*** Opening Data to process ***

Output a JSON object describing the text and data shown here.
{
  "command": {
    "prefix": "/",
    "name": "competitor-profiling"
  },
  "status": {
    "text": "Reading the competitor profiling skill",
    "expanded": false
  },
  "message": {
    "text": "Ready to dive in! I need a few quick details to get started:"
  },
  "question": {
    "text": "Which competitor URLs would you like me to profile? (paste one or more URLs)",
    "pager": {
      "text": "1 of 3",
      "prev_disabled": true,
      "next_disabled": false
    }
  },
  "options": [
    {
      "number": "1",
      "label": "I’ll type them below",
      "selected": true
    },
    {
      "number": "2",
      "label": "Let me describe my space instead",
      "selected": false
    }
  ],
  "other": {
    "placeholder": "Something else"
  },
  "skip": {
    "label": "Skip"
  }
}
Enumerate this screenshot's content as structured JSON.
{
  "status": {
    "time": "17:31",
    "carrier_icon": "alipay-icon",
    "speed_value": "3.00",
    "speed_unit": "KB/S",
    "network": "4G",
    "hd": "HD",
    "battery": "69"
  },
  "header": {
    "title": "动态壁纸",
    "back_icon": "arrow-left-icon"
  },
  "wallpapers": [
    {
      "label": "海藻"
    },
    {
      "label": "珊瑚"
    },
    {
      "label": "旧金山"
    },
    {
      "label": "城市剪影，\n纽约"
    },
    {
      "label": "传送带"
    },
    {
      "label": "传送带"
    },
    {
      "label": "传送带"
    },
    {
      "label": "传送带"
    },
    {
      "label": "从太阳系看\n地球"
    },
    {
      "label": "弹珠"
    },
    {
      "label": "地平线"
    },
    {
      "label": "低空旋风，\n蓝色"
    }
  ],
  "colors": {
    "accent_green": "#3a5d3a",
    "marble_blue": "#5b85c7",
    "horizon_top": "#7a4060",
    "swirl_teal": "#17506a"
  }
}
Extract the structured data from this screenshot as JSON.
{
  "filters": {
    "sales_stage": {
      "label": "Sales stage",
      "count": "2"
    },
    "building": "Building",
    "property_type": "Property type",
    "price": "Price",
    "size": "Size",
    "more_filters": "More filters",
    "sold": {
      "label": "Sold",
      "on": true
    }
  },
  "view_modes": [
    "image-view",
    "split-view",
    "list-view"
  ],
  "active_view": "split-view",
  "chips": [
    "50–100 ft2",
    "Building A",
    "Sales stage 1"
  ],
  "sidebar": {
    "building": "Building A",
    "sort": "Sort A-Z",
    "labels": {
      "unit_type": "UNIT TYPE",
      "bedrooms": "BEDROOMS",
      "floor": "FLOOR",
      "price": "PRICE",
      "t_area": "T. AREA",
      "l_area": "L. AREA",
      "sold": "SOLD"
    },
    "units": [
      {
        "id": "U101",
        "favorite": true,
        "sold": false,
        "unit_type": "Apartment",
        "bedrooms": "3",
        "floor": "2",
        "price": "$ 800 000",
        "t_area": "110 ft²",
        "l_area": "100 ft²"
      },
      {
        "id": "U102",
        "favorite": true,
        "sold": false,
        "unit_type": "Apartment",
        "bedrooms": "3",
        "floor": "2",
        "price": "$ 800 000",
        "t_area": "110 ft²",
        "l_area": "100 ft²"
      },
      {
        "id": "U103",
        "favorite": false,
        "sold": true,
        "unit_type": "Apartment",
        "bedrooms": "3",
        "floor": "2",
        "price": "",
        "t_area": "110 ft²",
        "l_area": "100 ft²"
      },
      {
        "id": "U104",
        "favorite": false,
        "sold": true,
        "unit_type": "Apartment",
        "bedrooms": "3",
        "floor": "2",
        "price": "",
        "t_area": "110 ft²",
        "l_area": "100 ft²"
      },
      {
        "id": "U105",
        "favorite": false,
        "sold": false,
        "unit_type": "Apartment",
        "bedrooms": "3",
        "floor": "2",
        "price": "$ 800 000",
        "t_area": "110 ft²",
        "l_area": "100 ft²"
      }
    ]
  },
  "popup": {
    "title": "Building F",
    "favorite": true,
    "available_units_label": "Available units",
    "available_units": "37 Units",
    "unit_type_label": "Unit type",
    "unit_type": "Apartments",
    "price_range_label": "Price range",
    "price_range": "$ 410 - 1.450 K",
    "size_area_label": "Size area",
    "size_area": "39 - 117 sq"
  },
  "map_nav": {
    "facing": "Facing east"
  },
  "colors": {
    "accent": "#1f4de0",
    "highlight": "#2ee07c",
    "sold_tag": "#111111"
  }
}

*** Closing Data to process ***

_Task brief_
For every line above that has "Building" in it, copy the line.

_Solution to the problem_
    "building": "Building",
    "Building A",
    "building": "Building A",
    "title": "Building F",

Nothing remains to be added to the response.